The Unforgetting is the culmination of several year’s work that examines my German family history; the trauma surrounding the loss of my mother as a child, as well as the associated notions of time, memory and history, all bound up in the objects, places, photographs, and narrative structures circulated within the family. This is an exploration of a personal history that cannot be told with any certainty, but is told anyway.
Artist's Statement
with thanks to Peter Watkins and The Guardian 


Did I really know him? Won't he always be unknowable? Doesn't death make everyone unknowable, at last?

Everything melts to nostalgia.

How do I unbleed you?

Instead of crying, I write.

I care only about fragments. I live sentence by sentence.

I want to convey the mutilation of grief.

I write what I cannot speak to another person. Certain emotions are too raw, too unfathomable, to be said aloud in conversation.

Nostalgia is like exile. You are exiled from the past, you can never go back to it, but you can't stop thinking about it, writing about it.

People disappear and we have no word for it. We will never understand.

How to write what is incomprehensible? Maybe you don't write it. You write around it. You write about light and the moon and autumn. You write gestures, memories, descriptions of a material world forever on the verge of disappearing.

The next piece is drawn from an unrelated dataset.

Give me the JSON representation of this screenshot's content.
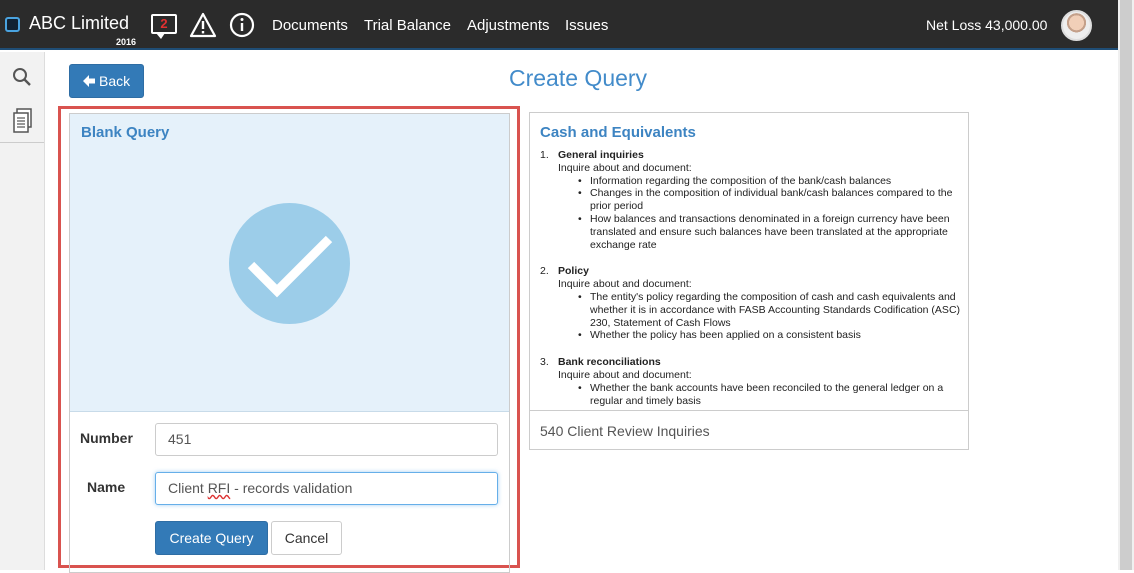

I sleep with books in my bed.

The pain lives in the words.

I want a tattoo of my father's name. I want to write him on my body.

I listen to music at night to keep from thinking about him.

I want to put his picture in a locket. I want him near me.

Something is in me. I can't get it out. Is it dead or alive? Why has it chosen me? My body cannot be cleansed of it.

Unspeakable absence

We didn't bury him, not really. We didn't let go. No, I didn't let go.

We are temporary substance.

I will grieve myself to death

Tear-stained hair

An unrequited aching for the dead

Every time I write, I fail. Forgive me.

I am tearing these words out of myself.

Juliette Binoche in Antigone

I recently wrote about the new stage production of Antigone, directed by Ivo van Hove and starring Juliette Binoche. The Guardian has just published a review of the play and provided captivating images of Binoche in action.

Gwyneth Lewis - Birder

(i.m. my aunt Megan 1924-2009)

Midwinter, season for seeing through
Time and space. Before the War,
You were ‘sparrow’. Now I hear
Geese in your breathing, oboe sighs.
Overhead they’re leaving too. Each bird’s
A letter, making sense
For a moment, then not. Cirrus of snow
Lays over the woods. Sluggish
With ice, the creek’s pulse slows.

Morning performance on the stage
Under the feeder. Enter wild turkeys,
A corps de ballet in copper tutus.
Solo of startle – entrechat, entrechat,
Pas de bourées – then the tom
Leads off his harem, one by one,
No curtsey, no curtain call. Then gone.

Fashion show: a black-eyed junco
Models its species – train,
Down jacket (in white and slate),
Then profile. When I die
I want to hear birds ricochet
Outside my window, feel the strobe
Of small flocks feeding. I’d like
To deserve this litany:
Woodpecker, waxwing, chickadee.

It’s no small thing to have lived your life
In cardinals’ and tree-creepers’ eyes.
They’ll feel you first as a rendezvous missed,
Then hunger. Your body’s the birds
Waiting as they rise and scatter
To a final slam of the kitchen door.

with thanks to The Guardian